Lauryn Gutierrez

As a photojournalist, I have toted my camera to at least 27 marches and actions since Inauguration Day—many of them organized by “ordinary” citizens who felt called to demonstrate for their rights, the well-being of their children, the safety of their neighbors, and the humanity of strangers. The ability to elevate the voices, faces, and stories that are so often discounted by the mainstream media has fueled my return to the streets week after week.

It’s important to note that the peaceful displays of anger don’t begin or end at rallies for activists. There are scores of actions in Washington, D.C., and across the country that are documented only in the hearts and minds of those present. That fact speaks to how activists showing up doesn’t begin or end with waving a sign at publicized rallies and marches. Communities marginalized by U.S. policy and practice continue to need support and real, consequential action from allies to survive.

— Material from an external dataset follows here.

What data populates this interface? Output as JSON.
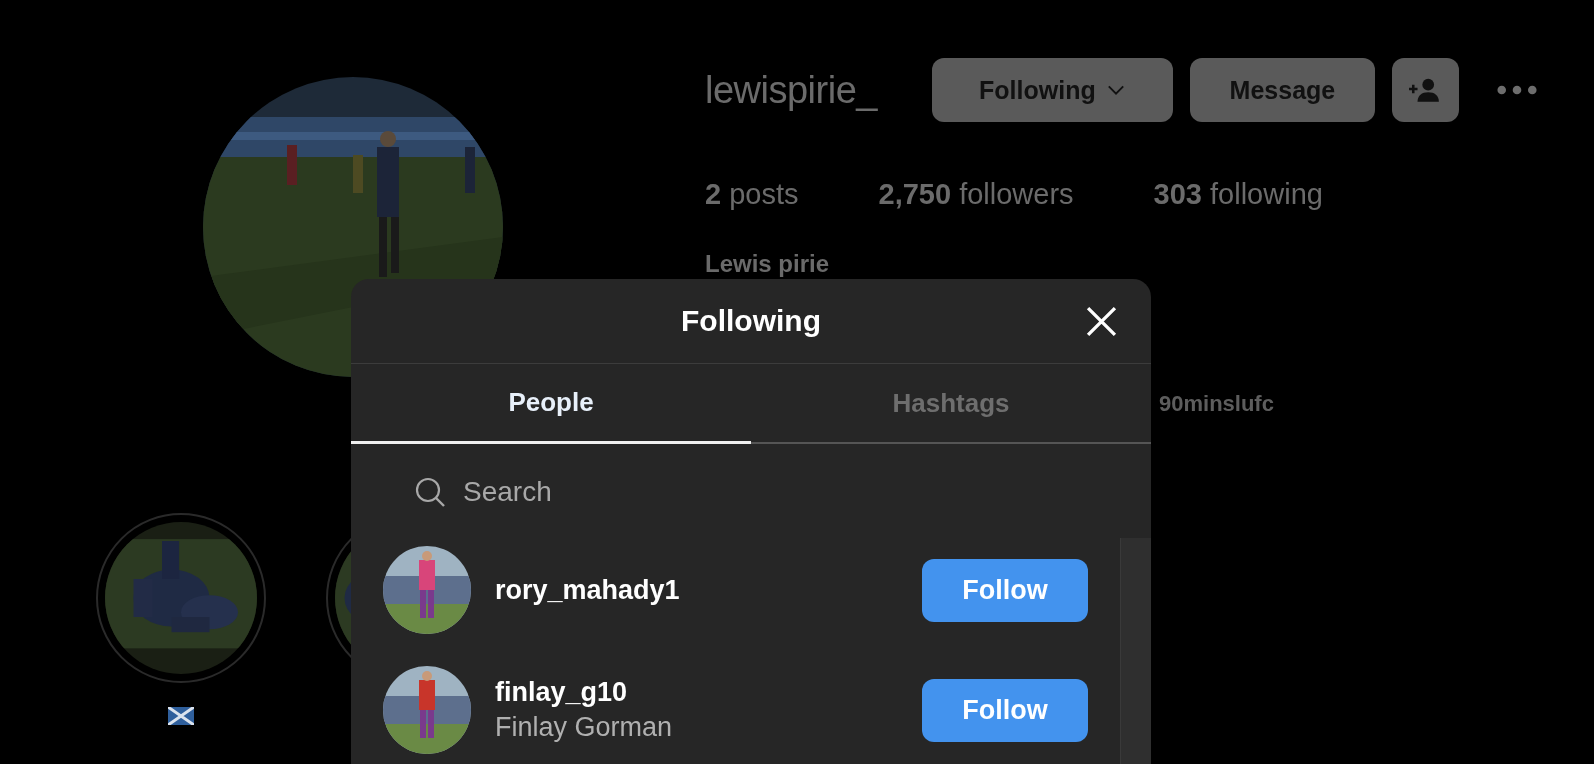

At its core, this work is about respect and recognition, particularly regarding those on the opposite side of the lens who see human rights as non-negotiable. And the work undoubtedly will continue as long as this administration’s attacks against vulnerable communities continue.